This third verse fills out the vision of the second, drawing our attention to the many believers who have died and now praise God in his presence. Already now to some extent, they constitute “a great multitude that no one could number, from every nation, from all tribes and peoples and languages, standing before the throne and before the Lamb,” according to Revelation 7:9. From the morn (morning) to set of sun, they praise God, and by God’s grace we join them in praising God today, and by God’s grace we will continue doing so forever.
Holy Father, Holy Son,
Holy Spirit, Three we name you;
while in essence only One,
undivided God we claim you,
and adoring bend the knee,
while we sing this mystery.

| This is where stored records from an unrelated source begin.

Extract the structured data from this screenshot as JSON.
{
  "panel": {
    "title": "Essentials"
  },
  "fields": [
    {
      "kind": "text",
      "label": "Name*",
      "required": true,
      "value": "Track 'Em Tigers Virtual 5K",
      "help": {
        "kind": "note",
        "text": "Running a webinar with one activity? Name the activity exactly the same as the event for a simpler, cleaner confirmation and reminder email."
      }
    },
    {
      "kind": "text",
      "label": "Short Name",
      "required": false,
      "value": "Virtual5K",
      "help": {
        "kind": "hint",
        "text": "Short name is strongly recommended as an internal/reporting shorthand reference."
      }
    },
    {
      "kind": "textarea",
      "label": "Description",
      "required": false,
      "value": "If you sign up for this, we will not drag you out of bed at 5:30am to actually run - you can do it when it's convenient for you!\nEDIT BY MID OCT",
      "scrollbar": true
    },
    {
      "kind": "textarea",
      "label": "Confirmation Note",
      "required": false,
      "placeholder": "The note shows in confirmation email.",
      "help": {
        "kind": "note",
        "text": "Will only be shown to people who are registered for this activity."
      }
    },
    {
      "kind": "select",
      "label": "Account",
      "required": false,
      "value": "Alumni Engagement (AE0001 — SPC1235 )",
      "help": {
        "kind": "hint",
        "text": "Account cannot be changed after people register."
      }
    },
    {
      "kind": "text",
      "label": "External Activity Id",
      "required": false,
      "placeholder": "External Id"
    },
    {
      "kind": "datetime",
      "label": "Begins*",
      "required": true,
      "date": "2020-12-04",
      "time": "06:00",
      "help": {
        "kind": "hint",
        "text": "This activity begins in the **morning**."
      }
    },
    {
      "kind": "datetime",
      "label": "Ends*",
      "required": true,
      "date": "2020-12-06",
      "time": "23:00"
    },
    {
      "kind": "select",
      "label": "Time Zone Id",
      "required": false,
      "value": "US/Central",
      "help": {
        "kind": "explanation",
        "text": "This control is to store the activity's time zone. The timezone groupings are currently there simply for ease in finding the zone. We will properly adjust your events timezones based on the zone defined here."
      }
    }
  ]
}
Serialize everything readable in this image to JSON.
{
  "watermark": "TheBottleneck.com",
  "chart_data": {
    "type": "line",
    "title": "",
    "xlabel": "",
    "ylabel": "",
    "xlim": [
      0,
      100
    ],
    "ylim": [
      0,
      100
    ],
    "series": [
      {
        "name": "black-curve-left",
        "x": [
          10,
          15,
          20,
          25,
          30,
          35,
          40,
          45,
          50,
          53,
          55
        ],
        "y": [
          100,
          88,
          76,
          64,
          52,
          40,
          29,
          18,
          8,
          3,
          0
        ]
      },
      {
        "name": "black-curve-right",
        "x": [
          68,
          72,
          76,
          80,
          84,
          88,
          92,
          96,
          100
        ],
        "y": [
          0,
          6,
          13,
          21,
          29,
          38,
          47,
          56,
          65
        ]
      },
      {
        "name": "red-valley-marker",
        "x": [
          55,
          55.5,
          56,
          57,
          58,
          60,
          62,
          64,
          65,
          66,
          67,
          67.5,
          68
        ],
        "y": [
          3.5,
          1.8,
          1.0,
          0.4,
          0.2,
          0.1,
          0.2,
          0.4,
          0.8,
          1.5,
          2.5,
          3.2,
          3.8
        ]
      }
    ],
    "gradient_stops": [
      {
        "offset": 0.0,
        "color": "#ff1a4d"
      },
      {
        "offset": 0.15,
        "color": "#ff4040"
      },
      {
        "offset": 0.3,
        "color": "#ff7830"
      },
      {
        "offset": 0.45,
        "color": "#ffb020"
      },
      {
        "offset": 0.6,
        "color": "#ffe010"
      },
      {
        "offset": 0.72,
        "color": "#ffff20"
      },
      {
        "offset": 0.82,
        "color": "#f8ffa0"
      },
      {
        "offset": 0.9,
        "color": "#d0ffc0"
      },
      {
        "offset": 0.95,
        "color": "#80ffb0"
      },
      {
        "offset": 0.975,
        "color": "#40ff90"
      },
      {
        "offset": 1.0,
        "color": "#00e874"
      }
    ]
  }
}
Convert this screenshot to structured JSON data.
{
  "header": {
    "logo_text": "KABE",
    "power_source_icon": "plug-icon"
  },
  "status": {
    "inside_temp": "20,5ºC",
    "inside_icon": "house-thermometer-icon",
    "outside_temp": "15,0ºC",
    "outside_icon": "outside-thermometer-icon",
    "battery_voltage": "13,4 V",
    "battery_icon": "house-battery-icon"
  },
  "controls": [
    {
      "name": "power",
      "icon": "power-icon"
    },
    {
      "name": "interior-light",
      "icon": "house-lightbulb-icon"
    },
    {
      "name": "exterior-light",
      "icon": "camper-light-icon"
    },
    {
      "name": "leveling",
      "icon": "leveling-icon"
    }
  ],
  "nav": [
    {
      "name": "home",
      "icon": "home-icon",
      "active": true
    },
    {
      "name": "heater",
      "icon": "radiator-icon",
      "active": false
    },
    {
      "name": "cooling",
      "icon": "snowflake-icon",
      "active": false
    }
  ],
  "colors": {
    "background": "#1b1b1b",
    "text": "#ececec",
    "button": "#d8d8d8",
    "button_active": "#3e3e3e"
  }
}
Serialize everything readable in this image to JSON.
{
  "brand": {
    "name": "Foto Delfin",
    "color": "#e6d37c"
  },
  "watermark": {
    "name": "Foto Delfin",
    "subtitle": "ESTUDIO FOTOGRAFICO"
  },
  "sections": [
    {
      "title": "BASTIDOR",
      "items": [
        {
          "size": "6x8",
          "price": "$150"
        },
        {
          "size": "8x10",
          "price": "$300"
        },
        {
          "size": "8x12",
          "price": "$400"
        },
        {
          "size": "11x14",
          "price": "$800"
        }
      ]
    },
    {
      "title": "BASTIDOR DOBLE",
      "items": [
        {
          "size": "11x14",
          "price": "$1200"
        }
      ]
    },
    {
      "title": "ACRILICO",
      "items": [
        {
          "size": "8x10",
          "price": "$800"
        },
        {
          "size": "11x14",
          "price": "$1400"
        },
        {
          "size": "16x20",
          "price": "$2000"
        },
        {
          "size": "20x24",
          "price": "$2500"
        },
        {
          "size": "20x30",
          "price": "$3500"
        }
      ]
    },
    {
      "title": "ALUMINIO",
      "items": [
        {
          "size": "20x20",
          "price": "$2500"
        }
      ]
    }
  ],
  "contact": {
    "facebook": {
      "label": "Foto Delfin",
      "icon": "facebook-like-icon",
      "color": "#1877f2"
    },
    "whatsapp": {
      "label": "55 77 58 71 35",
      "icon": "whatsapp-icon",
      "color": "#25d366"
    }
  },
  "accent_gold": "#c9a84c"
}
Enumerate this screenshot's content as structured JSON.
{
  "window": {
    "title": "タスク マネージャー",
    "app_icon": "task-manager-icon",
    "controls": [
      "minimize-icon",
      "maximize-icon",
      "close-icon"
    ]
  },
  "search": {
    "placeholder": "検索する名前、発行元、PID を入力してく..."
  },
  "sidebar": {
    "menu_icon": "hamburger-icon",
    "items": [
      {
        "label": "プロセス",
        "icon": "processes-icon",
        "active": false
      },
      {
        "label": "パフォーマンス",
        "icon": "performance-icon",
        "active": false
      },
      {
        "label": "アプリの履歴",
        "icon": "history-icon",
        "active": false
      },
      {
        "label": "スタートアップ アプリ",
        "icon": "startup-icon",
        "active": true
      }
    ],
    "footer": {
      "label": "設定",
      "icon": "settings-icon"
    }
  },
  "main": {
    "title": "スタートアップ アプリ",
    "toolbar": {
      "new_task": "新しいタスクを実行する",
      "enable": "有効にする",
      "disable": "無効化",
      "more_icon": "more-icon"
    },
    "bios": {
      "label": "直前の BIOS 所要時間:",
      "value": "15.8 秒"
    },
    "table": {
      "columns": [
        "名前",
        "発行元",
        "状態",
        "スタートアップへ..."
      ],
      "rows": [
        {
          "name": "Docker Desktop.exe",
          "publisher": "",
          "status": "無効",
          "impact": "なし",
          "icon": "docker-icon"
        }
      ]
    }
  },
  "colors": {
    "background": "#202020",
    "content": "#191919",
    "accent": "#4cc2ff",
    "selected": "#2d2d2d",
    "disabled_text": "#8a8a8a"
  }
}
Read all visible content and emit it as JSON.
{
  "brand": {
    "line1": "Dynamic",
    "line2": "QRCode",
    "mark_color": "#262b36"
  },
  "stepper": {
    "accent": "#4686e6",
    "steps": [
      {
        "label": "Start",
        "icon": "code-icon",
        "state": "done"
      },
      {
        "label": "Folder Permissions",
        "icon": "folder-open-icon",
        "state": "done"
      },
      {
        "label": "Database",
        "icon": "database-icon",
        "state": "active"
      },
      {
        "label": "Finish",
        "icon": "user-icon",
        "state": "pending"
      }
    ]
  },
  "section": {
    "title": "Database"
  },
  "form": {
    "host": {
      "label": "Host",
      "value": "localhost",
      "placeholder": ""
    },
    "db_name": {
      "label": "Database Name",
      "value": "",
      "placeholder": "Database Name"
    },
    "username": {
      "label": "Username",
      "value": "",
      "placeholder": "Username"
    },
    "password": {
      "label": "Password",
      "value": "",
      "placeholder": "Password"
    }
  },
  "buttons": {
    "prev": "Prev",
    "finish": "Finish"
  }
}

We close our hymn with explicit praise of our God as triune: one God in three persons. He has revealed himself in no uncertain terms as one. We hear that not only in the Old Testament: “Hear, O Israel: The LORD our God, the LORD is one” (Deut 6:4), but also in the New: “You believe that God is one; you do well” (James 2:19). That said, we also hear of three persons spoken of as God. The Father is God: “There is one God, the Father, from whom are all things...” (1 Cor 8:6). The Son is God: “To them belong the patriarchs, and from their race, according to the flesh, is the Christ, who is God over all, blessed forever” (Rom 9:5). And the Spirit is God: “Ananias, why has Satan filled your heart to lie to the Holy Spirit...? …You have not lied to man but to God” (Acts 5:3-4). This is a mystery—we cannot comprehend it—but here and now we claim this God as our God and adoringly bend the knee. The question is not and never will be whether he is worthy of worship; the question is and will continue to be whether we will bend the knee in heart, word, and deed.